■ TRY IT:
All of the data is to be copied without a single change.

━━━━━━━━━━━━━━━━━━━━

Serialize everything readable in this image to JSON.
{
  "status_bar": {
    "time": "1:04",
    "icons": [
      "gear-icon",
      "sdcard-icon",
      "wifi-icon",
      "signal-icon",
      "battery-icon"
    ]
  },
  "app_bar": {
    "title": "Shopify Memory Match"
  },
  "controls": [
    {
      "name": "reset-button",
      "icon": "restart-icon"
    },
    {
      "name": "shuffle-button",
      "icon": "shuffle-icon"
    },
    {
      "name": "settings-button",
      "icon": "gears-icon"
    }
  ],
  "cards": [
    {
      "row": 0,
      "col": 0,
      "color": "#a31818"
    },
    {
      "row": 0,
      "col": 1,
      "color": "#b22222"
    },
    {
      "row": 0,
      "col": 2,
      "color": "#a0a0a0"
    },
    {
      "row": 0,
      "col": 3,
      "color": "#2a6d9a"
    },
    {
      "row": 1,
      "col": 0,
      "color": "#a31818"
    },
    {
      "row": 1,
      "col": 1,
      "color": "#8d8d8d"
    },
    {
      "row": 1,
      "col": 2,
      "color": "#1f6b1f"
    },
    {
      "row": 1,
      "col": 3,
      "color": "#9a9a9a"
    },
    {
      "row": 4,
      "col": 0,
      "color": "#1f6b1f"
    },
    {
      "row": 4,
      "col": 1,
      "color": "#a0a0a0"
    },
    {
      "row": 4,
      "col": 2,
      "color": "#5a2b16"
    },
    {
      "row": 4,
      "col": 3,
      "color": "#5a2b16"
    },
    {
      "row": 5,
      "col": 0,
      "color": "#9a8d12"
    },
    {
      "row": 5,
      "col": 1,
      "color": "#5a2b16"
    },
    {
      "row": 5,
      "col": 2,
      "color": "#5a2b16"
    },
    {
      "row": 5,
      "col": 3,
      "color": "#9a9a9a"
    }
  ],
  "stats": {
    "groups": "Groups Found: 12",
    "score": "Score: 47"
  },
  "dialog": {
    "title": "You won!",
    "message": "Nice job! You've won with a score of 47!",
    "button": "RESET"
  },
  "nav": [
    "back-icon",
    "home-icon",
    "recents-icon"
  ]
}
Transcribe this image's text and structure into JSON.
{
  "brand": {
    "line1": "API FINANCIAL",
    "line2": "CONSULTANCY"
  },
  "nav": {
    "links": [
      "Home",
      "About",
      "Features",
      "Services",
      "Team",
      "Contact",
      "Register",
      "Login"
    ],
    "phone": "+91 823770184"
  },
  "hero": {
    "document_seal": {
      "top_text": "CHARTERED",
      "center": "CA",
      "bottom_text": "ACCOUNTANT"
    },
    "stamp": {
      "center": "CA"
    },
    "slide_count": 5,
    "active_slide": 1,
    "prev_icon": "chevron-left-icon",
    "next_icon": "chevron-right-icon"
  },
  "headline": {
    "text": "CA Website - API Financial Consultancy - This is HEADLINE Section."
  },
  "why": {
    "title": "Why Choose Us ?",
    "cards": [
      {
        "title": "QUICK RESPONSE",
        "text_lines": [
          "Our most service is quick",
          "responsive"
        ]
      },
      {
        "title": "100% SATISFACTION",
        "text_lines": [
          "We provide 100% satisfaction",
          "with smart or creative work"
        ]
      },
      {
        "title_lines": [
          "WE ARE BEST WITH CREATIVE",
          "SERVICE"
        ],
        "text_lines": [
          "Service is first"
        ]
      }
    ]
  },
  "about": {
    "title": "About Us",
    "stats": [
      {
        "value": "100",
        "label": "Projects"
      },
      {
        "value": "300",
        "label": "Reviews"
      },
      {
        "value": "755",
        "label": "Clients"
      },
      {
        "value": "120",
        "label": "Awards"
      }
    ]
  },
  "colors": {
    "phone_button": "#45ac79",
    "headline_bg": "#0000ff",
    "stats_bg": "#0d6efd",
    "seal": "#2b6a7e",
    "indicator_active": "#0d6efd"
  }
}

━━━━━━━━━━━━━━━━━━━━

■ EXERCISE RESPONSE:
Serialize everything readable in this image to JSON.
{
  "status_bar": {
    "time": "1:04",
    "icons": [
      "gear-icon",
      "sdcard-icon",
      "wifi-icon",
      "signal-icon",
      "battery-icon"
    ]
  },
  "app_bar": {
    "title": "Shopify Memory Match"
  },
  "controls": [
    {
      "name": "reset-button",
      "icon": "restart-icon"
    },
    {
      "name": "shuffle-button",
      "icon": "shuffle-icon"
    },
    {
      "name": "settings-button",
      "icon": "gears-icon"
    }
  ],
  "cards": [
    {
      "row": 0,
      "col": 0,
      "color": "#a31818"
    },
    {
      "row": 0,
      "col": 1,
      "color": "#b22222"
    },
    {
      "row": 0,
      "col": 2,
      "color": "#a0a0a0"
    },
    {
      "row": 0,
      "col": 3,
      "color": "#2a6d9a"
    },
    {
      "row": 1,
      "col": 0,
      "color": "#a31818"
    },
    {
      "row": 1,
      "col": 1,
      "color": "#8d8d8d"
    },
    {
      "row": 1,
      "col": 2,
      "color": "#1f6b1f"
    },
    {
      "row": 1,
      "col": 3,
      "color": "#9a9a9a"
    },
    {
      "row": 4,
      "col": 0,
      "color": "#1f6b1f"
    },
    {
      "row": 4,
      "col": 1,
      "color": "#a0a0a0"
    },
    {
      "row": 4,
      "col": 2,
      "color": "#5a2b16"
    },
    {
      "row": 4,
      "col": 3,
      "color": "#5a2b16"
    },
    {
      "row": 5,
      "col": 0,
      "color": "#9a8d12"
    },
    {
      "row": 5,
      "col": 1,
      "color": "#5a2b16"
    },
    {
      "row": 5,
      "col": 2,
      "color": "#5a2b16"
    },
    {
      "row": 5,
      "col": 3,
      "color": "#9a9a9a"
    }
  ],
  "stats": {
    "groups": "Groups Found: 12",
    "score": "Score: 47"
  },
  "dialog": {
    "title": "You won!",
    "message": "Nice job! You've won with a score of 47!",
    "button": "RESET"
  },
  "nav": [
    "back-icon",
    "home-icon",
    "recents-icon"
  ]
}
Transcribe this image's text and structure into JSON.
{
  "brand": {
    "line1": "API FINANCIAL",
    "line2": "CONSULTANCY"
  },
  "nav": {
    "links": [
      "Home",
      "About",
      "Features",
      "Services",
      "Team",
      "Contact",
      "Register",
      "Login"
    ],
    "phone": "+91 823770184"
  },
  "hero": {
    "document_seal": {
      "top_text": "CHARTERED",
      "center": "CA",
      "bottom_text": "ACCOUNTANT"
    },
    "stamp": {
      "center": "CA"
    },
    "slide_count": 5,
    "active_slide": 1,
    "prev_icon": "chevron-left-icon",
    "next_icon": "chevron-right-icon"
  },
  "headline": {
    "text": "CA Website - API Financial Consultancy - This is HEADLINE Section."
  },
  "why": {
    "title": "Why Choose Us ?",
    "cards": [
      {
        "title": "QUICK RESPONSE",
        "text_lines": [
          "Our most service is quick",
          "responsive"
        ]
      },
      {
        "title": "100% SATISFACTION",
        "text_lines": [
          "We provide 100% satisfaction",
          "with smart or creative work"
        ]
      },
      {
        "title_lines": [
          "WE ARE BEST WITH CREATIVE",
          "SERVICE"
        ],
        "text_lines": [
          "Service is first"
        ]
      }
    ]
  },
  "about": {
    "title": "About Us",
    "stats": [
      {
        "value": "100",
        "label": "Projects"
      },
      {
        "value": "300",
        "label": "Reviews"
      },
      {
        "value": "755",
        "label": "Clients"
      },
      {
        "value": "120",
        "label": "Awards"
      }
    ]
  },
  "colors": {
    "phone_button": "#45ac79",
    "headline_bg": "#0000ff",
    "stats_bg": "#0d6efd",
    "seal": "#2b6a7e",
    "indicator_active": "#0d6efd"
  }
}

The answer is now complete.